Portland, I must admit that I am not one of your best dancers. I don't mean the formal, well-trained dancers at the Oregon Ballet Theatre or the more experimental, modern dancers at Conduit and Bodyvox. I don't even mean the bump-and-grinders at Barracuda or American Cowgirls (I've been known to "drop it like it's hot” after a drink or four). You know who I mean: The leg-shaking, head-bobbing, feet-tapping kids standing way too close to the stage at indie-rock and –pop shows. I've tried to hide it by standing in the back of venues with my arms crossed or furiously scribbling with pen and paper, trying to look too busy to dance. The truth is, Portland, I just don't know your moves.
My relationship with dance is a long and sordid one that began nearly two decades ago in a southern California elementary school. (If you could have seen me then, Portland, you would understand why your moves intimidate me so.) Dressed in parachute pants and a puffy-painted shift, I danced in the first-grade talent show to MC Hammer's “U Can't Touch This.” My running-man and Roger Rabbit were dead on, but since then, I can't say I've learned much more in the art of dance.
Growing up in Orange County, California, I drew my next set of moves from the circle pit, learning how to shove people and wave my fist in the air. Later, I built my movement repertoire from the straight-edge hardcore scene. Between the RAAHHHHHS and ROOOOOOS of tattooed, make-up wearing bands, I learned the Posi-Stomp (which involves an unattractive squat, alternately stomping your feet, and punching the air in front of you), and Picking Up Change (bending over and rhythmically grabbing at invisible quarters). I spent my Sunday nights dancing at an 18-and-over club in Hollywood unimaginatively named “Beat It,” which—you guessed it, Portland—played 80's tunes. I stole my moves from that scene in The Breakfast Club

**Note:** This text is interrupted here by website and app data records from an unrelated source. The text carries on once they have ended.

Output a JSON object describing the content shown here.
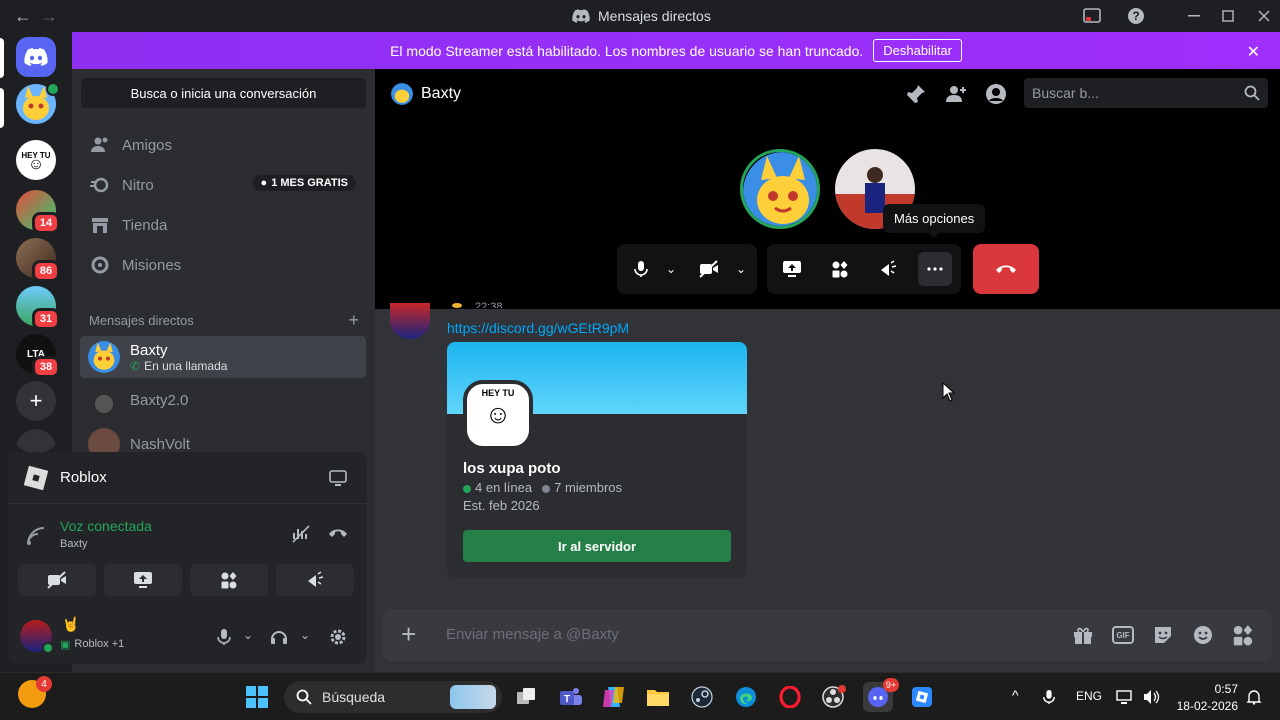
{
  "window": {
    "title": "Mensajes directos",
    "back": "←",
    "forward": "→"
  },
  "banner": {
    "text": "El modo Streamer está habilitado. Los nombres de usuario se han truncado.",
    "button": "Deshabilitar"
  },
  "rail": {
    "badges": [
      "14",
      "86",
      "31",
      "38"
    ],
    "server_text": [
      "HEY TU",
      "LTA"
    ]
  },
  "sidebar": {
    "search": "Busca o inicia una conversación",
    "nav": [
      {
        "label": "Amigos",
        "icon": "friends-icon"
      },
      {
        "label": "Nitro",
        "icon": "nitro-icon",
        "badge": "1 MES GRATIS"
      },
      {
        "label": "Tienda",
        "icon": "shop-icon"
      },
      {
        "label": "Misiones",
        "icon": "quests-icon"
      }
    ],
    "dm_header": "Mensajes directos",
    "dms": [
      {
        "name": "Baxty",
        "status": "En una llamada"
      },
      {
        "name": "Baxty2.0"
      },
      {
        "name": "NashVolt"
      }
    ]
  },
  "voice": {
    "activity": "Roblox",
    "status": "Voz conectada",
    "channel": "Baxty"
  },
  "user": {
    "emoji": "🤘",
    "activity": "Roblox +1"
  },
  "chat": {
    "title": "Baxty",
    "search_placeholder": "Buscar b...",
    "tooltip": "Más opciones",
    "timestamp": "22:38",
    "link": "https://discord.gg/wGEtR9pM",
    "invite": {
      "icon_text": "HEY TU",
      "server_name": "los xupa poto",
      "online": "4 en línea",
      "members": "7 miembros",
      "established": "Est. feb 2026",
      "join": "Ir al servidor"
    },
    "composer_placeholder": "Enviar mensaje a @Baxty",
    "gif_label": "GIF"
  },
  "taskbar": {
    "search": "Búsqueda",
    "weather_badge": "4",
    "discord_badge": "9+",
    "lang": "ENG",
    "time": "0:57",
    "date": "18-02-2026"
  },
  "colors": {
    "accent": "#5865f2",
    "banner": "#9b30ff",
    "online": "#23a55a",
    "danger": "#da373c",
    "link": "#00a8fc"
  }
}
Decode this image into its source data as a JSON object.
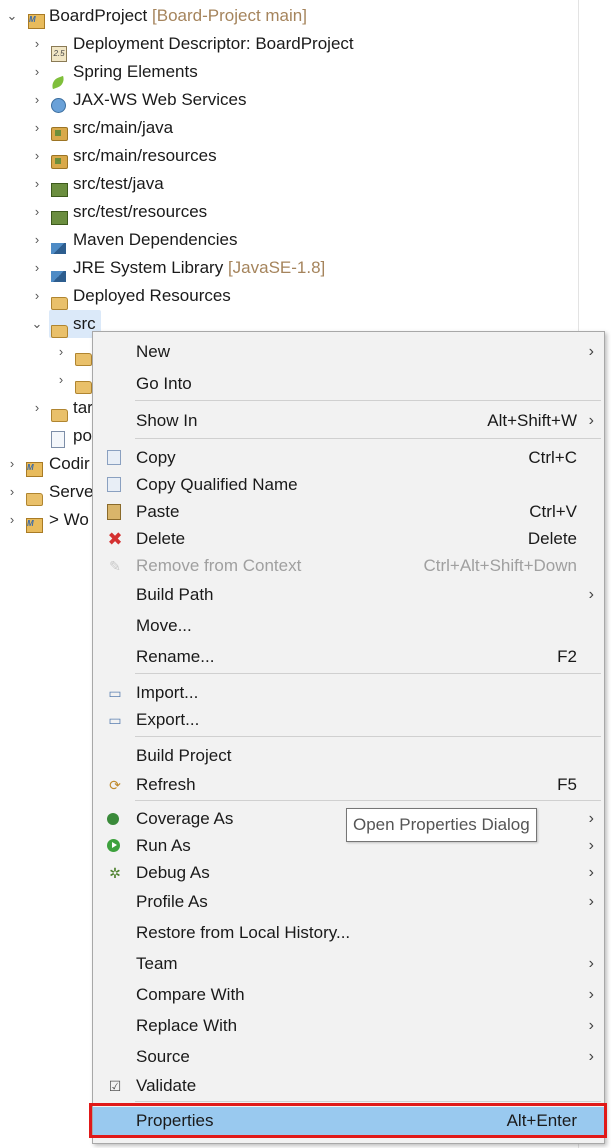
{
  "tree": {
    "root": {
      "label": "BoardProject",
      "decoration": "[Board-Project main]"
    },
    "children": [
      {
        "label": "Deployment Descriptor: BoardProject",
        "icon": "deployment-descriptor-icon"
      },
      {
        "label": "Spring Elements",
        "icon": "spring-leaf-icon"
      },
      {
        "label": "JAX-WS Web Services",
        "icon": "web-services-icon"
      },
      {
        "label": "src/main/java",
        "icon": "source-folder-icon"
      },
      {
        "label": "src/main/resources",
        "icon": "source-folder-icon"
      },
      {
        "label": "src/test/java",
        "icon": "source-folder-icon"
      },
      {
        "label": "src/test/resources",
        "icon": "source-folder-icon"
      },
      {
        "label": "Maven Dependencies",
        "icon": "library-icon"
      },
      {
        "label": "JRE System Library",
        "decoration": "[JavaSE-1.8]",
        "icon": "library-icon"
      },
      {
        "label": "Deployed Resources",
        "icon": "globe-folder-icon"
      },
      {
        "label": "src",
        "icon": "folder-icon"
      },
      {
        "label": "tar",
        "icon": "folder-icon"
      },
      {
        "label": "po",
        "icon": "file-icon"
      }
    ],
    "others": [
      {
        "label": "Codir"
      },
      {
        "label": "Serve"
      },
      {
        "label": "> Wo"
      }
    ]
  },
  "menu": {
    "new": "New",
    "go_into": "Go Into",
    "show_in": "Show In",
    "show_in_shortcut": "Alt+Shift+W",
    "copy": "Copy",
    "copy_shortcut": "Ctrl+C",
    "copy_qualified": "Copy Qualified Name",
    "paste": "Paste",
    "paste_shortcut": "Ctrl+V",
    "delete": "Delete",
    "delete_shortcut": "Delete",
    "remove_context": "Remove from Context",
    "remove_context_shortcut": "Ctrl+Alt+Shift+Down",
    "build_path": "Build Path",
    "move": "Move...",
    "rename": "Rename...",
    "rename_shortcut": "F2",
    "import": "Import...",
    "export": "Export...",
    "build_project": "Build Project",
    "refresh": "Refresh",
    "refresh_shortcut": "F5",
    "coverage_as": "Coverage As",
    "run_as": "Run As",
    "debug_as": "Debug As",
    "profile_as": "Profile As",
    "restore_history": "Restore from Local History...",
    "team": "Team",
    "compare_with": "Compare With",
    "replace_with": "Replace With",
    "source": "Source",
    "validate": "Validate",
    "properties": "Properties",
    "properties_shortcut": "Alt+Enter"
  },
  "tooltip": "Open Properties Dialog",
  "glyphs": {
    "expanded": "⌄",
    "collapsed": "›",
    "submenu": "›",
    "delete": "✖",
    "check": "☑"
  }
}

where a stoned Molly Ringwald spastically dances on a staircase landing.
Unfortunately for me, Portland, my moves don't fit in here. See, the moves I learned in California were about getting noticed: Stomping meant I was the most hardcore; standing on stage, gyrating to “Cradle of Love” in front of other sweaty, under-age kids meant I was accepted and part of the scene.
So why don't I dance here, Portland? Why have I never braved Lola's Room or the Fez Ballroom, willing to--I believe the phrase is--"shake what my mama gave me"? Well, I quickly learned that dancing here is not about being seen (or scene): It's about the music and how it moves you. The first time I saw you shake it was four years ago, at the Les Savy Fav and the Faint show at the Crystal Ballroom. You were jumping around, rubbing against people you didn't know—and, to be honest, Portland, you weren't a very good dancer. You didn't care if you were off-beat or soaked in sweat, your black shaggy hair plastered to the side of your face and your white v-neck clinging to your jiggly beer belly. You liked the music, damn it—and even if I was staring in disbelief, you were still going to dance.
Since then, I've watched you get down when simple pop band Sounds Like Fun played at Voodoo Donuts and at a house show in NoPo, where the Shaky Hands jingle-jangled. Your moves are always the same—there's a lot of shaking, a little skip in your Chuck Taylors and sometimes your head is down, watching your feet. But you're always into it—if you're dancing, Portland, it's a conscious effort. There's no blank-faced, spiritless movements here.
And when I saw you dancing at the Maritime show Saturday night at the Towne Lounge, you were in full swing. With only 20 people in the audience, you were completely uninhibited, shaking everything you had in some startling combination of the pogo and the Monkey. You weren't trying to be cool, Portland; I think it probably hurts your moves if you're too interested in impressing. Even Maritime lead singer Davey Von Bohlen was awkward, standing pigeon-toed while he shook his legs.
Portland, on Saturday, you inspired me to dance like you do. It wasn't much too look at—I still had a camera in one hand and a purse in the other, but I stood in one place, bobbing my head, tapping my feet and even moving my shoulders to the music. It was relief to dance how I wanted to, and not because I knew someone was watching. What I'm really trying to do here, Portland, is thank you. Maybe next time, I'll be brave enough to let loose, put down my camera and purse, and actually dance. Just promise me you won't watch.
(Here's the Molly Ringwald dance I so often attempt to replicate. Watch the boots.)
Picture of Davey Von Bohlen's dancing feet by Paige Richmond.
Definition of "Hipster Dancing"
How to dance like a hardcore kid